But a day came when they declared it. The news entered me as a sword;
I was broken; so pallid of face that they thought I should faint, they said.
I rallied. "O, rather than go, I will play you for nothing!" said I.
'Twas in much desperation I spoke it, for bring me to forfeit I could not
Those melodies chorded so richly for which I had laboured and lived.
They paused. And for nothing I played at the chapel through Sundays anon,
Upheld by that art which I loved more than blandishments lavished of men.
But it fell that murmurs again from the flock broke the pastor's peace.
Some member had seen me at Havenpool, comrading close a sea-captain.
(Yes; I was thereto constrained, lacking means for the fare to and fro.)
Yet God knows, if aught He knows ever, I loved the Old-Hundredth, Saint Stephen's,
Mount Zion, New Sabbath, Miles-Lane, Holy Rest, and Arabia, and Eaton,
Above all embraces of body by wooers who sought me and won! . . .
Next week 'twas declared I was seen coming home with a lover at dawn.
The deacons insisted then, strong; and forgiveness I did not implore.
I saw all was lost for me, quite, but I made a last bid in my throbs.
High love had been beaten by lust; and the senses had conquered the soul,
But the soul should die game, if I knew it! I turned to my masters and said:

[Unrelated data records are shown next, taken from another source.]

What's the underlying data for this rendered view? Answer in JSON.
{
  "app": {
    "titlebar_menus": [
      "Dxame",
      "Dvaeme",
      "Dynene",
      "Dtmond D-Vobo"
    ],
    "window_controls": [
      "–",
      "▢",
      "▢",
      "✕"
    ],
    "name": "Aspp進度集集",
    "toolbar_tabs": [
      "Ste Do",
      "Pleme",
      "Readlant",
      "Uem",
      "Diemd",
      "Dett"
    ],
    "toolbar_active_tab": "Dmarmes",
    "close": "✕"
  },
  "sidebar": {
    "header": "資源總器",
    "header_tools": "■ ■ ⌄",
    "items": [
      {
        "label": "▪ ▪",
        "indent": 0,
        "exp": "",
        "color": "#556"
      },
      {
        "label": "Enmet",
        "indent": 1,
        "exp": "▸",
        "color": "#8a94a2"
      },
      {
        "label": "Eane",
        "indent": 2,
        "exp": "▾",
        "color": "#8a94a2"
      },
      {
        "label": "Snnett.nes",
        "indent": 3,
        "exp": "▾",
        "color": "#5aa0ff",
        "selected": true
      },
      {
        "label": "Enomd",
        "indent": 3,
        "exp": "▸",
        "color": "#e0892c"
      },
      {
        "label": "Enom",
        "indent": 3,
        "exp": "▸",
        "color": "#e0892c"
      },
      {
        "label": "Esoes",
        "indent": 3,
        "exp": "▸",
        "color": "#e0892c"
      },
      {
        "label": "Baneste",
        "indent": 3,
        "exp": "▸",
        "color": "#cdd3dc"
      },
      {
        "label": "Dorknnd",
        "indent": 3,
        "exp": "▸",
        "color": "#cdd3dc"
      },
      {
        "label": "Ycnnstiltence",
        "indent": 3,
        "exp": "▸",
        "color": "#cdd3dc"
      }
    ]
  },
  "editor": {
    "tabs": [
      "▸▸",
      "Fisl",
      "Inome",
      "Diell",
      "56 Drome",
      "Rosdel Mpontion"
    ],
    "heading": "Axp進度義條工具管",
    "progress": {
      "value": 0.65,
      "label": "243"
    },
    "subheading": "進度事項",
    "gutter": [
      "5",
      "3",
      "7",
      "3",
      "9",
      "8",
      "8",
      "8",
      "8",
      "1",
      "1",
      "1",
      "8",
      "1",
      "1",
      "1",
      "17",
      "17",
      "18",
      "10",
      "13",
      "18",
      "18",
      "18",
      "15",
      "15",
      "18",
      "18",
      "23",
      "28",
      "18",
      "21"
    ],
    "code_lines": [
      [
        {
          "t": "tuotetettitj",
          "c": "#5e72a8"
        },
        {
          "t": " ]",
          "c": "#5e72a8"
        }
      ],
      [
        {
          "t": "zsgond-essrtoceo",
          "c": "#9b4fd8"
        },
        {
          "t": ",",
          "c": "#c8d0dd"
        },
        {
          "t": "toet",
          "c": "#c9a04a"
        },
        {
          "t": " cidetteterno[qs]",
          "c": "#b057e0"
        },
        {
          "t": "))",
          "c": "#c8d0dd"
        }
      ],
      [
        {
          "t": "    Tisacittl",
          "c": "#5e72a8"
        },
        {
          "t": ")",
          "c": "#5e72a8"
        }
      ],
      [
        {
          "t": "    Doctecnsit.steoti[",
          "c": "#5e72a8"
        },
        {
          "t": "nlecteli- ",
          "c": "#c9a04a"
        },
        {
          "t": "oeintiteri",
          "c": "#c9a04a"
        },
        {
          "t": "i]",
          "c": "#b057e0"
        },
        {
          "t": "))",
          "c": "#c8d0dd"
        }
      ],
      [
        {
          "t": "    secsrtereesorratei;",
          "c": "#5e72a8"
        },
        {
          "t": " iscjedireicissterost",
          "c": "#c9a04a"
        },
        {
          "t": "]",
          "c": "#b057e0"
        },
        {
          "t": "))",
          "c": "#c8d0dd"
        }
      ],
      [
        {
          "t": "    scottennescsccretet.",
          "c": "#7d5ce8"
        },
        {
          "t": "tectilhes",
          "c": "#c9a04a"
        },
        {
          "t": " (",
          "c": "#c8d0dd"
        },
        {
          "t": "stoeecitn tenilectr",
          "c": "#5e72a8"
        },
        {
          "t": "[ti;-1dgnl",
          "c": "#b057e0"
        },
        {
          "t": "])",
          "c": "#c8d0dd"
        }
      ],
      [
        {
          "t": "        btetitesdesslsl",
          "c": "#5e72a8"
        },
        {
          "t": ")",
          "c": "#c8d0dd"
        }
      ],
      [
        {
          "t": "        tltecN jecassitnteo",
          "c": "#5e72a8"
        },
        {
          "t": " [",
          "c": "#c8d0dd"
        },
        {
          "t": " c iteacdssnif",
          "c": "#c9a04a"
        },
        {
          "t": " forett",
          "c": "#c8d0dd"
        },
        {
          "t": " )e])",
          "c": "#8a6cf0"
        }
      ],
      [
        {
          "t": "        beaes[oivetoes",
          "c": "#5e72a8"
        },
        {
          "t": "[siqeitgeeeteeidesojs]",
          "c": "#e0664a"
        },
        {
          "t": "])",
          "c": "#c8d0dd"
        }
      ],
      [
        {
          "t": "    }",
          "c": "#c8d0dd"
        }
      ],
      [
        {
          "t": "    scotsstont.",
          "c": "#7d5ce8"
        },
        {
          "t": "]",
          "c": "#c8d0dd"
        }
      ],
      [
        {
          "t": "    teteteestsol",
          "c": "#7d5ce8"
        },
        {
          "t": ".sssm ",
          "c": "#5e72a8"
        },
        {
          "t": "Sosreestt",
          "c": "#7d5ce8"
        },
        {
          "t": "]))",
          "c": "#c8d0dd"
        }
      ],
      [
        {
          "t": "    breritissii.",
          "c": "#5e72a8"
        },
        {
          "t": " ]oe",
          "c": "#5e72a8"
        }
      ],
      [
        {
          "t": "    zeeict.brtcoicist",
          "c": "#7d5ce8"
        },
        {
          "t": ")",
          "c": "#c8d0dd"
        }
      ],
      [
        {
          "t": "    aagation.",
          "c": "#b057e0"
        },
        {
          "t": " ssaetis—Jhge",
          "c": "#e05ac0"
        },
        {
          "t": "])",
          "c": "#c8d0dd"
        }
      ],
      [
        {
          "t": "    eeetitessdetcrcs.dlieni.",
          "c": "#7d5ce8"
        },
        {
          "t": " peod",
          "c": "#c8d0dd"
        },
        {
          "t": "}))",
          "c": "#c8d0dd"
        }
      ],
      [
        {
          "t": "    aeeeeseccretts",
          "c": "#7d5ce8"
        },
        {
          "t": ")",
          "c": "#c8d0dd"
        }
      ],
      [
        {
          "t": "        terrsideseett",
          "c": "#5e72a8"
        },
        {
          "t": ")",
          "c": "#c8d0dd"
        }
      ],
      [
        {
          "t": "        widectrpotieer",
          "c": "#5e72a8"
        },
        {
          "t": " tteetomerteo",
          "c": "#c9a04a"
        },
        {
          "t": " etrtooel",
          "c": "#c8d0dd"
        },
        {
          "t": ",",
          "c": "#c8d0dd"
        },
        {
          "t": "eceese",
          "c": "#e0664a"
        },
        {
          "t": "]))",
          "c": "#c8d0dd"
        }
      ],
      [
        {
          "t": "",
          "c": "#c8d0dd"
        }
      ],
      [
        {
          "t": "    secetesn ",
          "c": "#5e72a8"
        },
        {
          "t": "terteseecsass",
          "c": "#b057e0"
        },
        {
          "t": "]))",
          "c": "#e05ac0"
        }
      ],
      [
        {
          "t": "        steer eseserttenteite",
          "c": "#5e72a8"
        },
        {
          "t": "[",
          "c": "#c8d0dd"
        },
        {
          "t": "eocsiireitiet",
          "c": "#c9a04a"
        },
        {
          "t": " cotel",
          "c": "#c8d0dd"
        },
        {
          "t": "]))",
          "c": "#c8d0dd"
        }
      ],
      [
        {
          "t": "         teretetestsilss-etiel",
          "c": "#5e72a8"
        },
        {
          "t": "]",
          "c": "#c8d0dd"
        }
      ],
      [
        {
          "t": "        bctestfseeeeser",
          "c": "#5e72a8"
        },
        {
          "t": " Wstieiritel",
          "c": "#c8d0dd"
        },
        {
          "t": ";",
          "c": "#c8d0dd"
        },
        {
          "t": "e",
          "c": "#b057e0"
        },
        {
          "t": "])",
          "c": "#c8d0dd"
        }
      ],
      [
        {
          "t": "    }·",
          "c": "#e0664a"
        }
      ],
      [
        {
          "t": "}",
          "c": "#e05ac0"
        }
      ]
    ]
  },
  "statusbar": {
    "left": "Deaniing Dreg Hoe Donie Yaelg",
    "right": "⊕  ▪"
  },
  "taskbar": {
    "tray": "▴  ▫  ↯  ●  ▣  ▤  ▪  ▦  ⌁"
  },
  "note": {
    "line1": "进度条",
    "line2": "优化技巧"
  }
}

"I yield, Gentlemen, without parlance. But let me just hymn you ONCE more!
It's a little thing, Sirs, that I ask; and a passion is music with me!"
They saw that consent would cost nothing, and show as good grace, as knew I,
Though tremble I did, and feel sick, as I paused thereat, dumb for their words.
They gloomily nodded assent, saying, "Yes, if you care to. Once more,
And only once more, understand." To that with a bend I agreed.
- "You've a fixed and a far-reaching look," spoke one who had eyed me awhile.
"I've a fixed and a far-reaching plan, and my look only showed it," said I.
This evening of Sunday is come the last of my functioning here.
"She plays as if she were possessed!" they exclaim, glancing upward and round.
"Such harmonies I never dreamt the old instrument capable of!"
Meantime the sun lowers and goes; shades deepen; the lights are turned up,
And the people voice out the last singing: tune Tallis: the Evening Hymn.
(I wonder Dissenters sing Ken: it shows them more liberal in spirit
At this little chapel down here than at certain new others I know.)
I sing as I play. Murmurs some one: "No woman's throat richer than hers!"
"True: in these parts, at least," ponder I. "But, my man, you will hear it no more."
And I sing with them onward: "The grave dread as little do I as my bed."
I lift up my feet from the pedals; and then, while my eyes are still wet
From the symphonies born of my fingers, I do that whereon I am set,
And draw from my "full round bosom," (their words; how can I help its heave?)
A bottle blue-coloured and fluted a vinaigrette, they may conceive -
And before the choir measures my meaning, reads aught in my moves to and fro,
I drink from the phial at a draught, and they think it a pick-me-up; so.
Then I gather my books as to leave, bend over the keys as to pray.
When they come to me motionless, stooping, quick death will have whisked me away.
"Sure, nobody meant her to poison herself in her haste, after all!"
The deacons will say as they carry me down and the night shadows fall,
"Though the charges were true," they will add. "It's a case red as scarlet withal!"
I have never once minced it. Lived chaste I have not. Heaven knows it above! . . .
But past all the heavings of passion it's music has been my life- love! . . .
That tune did go well this last playing! . . . I reckon they'll bury me here . . .
Not a soul from the seaport my birthplace will come, or bestow me . . . a tear.